|SAM to fight for pines
Mike Miller, of Perfect Island Indigenous Landscaping, center, meets with members of Save Anna Maria Inc. at the Island Branch Library on March 3. In spite of Miller's plea to the contrary, SAM members voted at the meeting to oppose "unconditional removal" of Australian pines on Anna Maria Island. Islander Photo: Lisa Neff
Save Anna Maria Inc. members decided March 3 that the grassroots group's mission includes protecting Anna Maria's Australian pines.
SAM on March 2 adopted two motions regarding the removal of the trees on Anna Maria. The first motion, offered by Billie Martini, committed SAM to opposing the "unconditional removal of Australian pines from Anna Maria Island." A second motion, also offered by Martini, said SAM would work with Stop Taking Our Pines to realize that mission.
Before the vote at the Island Branch Library, SAM members met with Mike Miller, of Perfect Island Indigenous Landscaping, to discuss the fate of the trees.
The outcry over the removal of Australian pines for a multi-use trail along the beach in Bradenton Beach prompted the concerns.
Federal and state agencies, citing scientific research, classify the Australian pines as a non-native, invasive species that should be removed from the state. The government-sanctioned effort to remove Australian pines has been endorsed by a number of environmental groups, including the Audubon Society and The Nature Conservancy.
Miller too has encouraged Islanders to leave behind the fight to save the pines and instead focus on expanding the native habitat on Anna Maria.
But organizations such as the Island-based STOP exist to preserve the trees.
STOP founder Marsha Lindsey sought SAM's support at a meeting last month.
Miller, however, urged SAM's support for a grassroots campaign to plant native trees to replace the pines because the native system, the system that existed before the arrival of Columbus, achieved environmental balance.
"It is this system," Miller said, "that makes every place look different."
SAM members asked Miller a variety of questions, while emphasizing that the Island needs shade, protection from the wind and from water erosion.
Miller said native plants can achieve anything Australian pines can without causing invasive damage, requiring costly maintenance and altering the Island landscape.
"I want to see the Island look like the Island again," he said, adding that the Australian pines "make the Island look like Australia."
At times, the roundtable discussion turned emotional.
Martini and SAM president Sheila Hurst said the pines have been used to prevent beach erosion. Miller replied, "If you go to Beer Can Island [on north Longboat Key] you see that argument is dead on sight."
Miller encouraged SAM to help plant native trees, such as cabbage palms and gumbo-limbos.
"Those trees," Martini said, "are not going to save the Island."
"My dear," Miller replied, "Those trees were here long before those Australian pines."
The discussion circled around for about an hour, when SAM held a brief meeting and took up Martini's motions.
SAM member Diane Canniff opposed both motions, saying they seemed rooted in emotion rather than on science.

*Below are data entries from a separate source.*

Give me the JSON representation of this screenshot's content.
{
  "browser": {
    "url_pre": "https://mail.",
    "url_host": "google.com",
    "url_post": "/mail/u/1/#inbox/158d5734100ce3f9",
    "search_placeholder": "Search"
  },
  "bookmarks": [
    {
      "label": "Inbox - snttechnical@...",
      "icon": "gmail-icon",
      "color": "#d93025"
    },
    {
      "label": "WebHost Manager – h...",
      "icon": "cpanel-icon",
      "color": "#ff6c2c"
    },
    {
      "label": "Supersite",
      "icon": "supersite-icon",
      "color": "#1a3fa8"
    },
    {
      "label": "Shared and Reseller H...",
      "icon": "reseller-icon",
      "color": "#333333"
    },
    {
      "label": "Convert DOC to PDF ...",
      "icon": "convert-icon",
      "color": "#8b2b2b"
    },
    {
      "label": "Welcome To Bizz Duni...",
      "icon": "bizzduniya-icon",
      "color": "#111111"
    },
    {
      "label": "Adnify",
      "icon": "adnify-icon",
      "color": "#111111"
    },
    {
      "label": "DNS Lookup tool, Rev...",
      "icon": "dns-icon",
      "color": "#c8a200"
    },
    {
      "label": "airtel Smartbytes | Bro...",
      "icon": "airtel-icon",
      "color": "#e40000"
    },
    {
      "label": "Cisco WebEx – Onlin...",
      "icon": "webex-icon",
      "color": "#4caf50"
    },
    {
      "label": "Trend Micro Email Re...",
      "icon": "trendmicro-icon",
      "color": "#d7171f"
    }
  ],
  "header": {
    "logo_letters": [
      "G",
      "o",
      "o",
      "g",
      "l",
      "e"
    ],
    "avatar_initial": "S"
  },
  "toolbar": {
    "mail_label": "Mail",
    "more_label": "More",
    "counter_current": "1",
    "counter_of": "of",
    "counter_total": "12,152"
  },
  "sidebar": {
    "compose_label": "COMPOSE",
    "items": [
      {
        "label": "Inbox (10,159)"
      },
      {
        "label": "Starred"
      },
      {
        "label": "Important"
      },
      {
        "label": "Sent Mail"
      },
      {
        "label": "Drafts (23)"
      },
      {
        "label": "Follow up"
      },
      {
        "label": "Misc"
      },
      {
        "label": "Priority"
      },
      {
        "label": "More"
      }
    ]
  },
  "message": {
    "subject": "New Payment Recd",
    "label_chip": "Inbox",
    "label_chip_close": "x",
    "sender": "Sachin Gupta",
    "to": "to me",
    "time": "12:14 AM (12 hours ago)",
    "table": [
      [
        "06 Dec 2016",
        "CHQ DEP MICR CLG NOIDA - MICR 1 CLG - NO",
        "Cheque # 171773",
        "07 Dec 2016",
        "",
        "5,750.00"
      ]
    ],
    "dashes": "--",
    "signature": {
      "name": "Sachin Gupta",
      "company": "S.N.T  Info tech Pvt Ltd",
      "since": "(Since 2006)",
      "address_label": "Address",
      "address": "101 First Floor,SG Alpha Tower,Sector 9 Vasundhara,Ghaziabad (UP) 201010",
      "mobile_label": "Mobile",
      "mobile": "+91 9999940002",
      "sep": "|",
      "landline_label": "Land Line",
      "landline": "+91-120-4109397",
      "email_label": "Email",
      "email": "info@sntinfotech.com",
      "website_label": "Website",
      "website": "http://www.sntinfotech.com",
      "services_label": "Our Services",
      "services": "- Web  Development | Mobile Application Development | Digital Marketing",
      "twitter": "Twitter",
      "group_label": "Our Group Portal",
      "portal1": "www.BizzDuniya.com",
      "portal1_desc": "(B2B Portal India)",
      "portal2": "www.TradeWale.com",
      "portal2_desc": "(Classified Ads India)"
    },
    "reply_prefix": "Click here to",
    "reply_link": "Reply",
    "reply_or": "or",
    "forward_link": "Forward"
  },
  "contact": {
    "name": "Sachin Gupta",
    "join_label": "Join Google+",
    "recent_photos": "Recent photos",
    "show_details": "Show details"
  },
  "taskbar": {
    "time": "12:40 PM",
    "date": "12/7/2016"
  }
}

"I say SAM as an organization should not be basing policy on emotion," Canniff said.
Martini countered that if the organization is committed to saving Anna Maria, it should be committed to stopping the unconditional removal of the pines.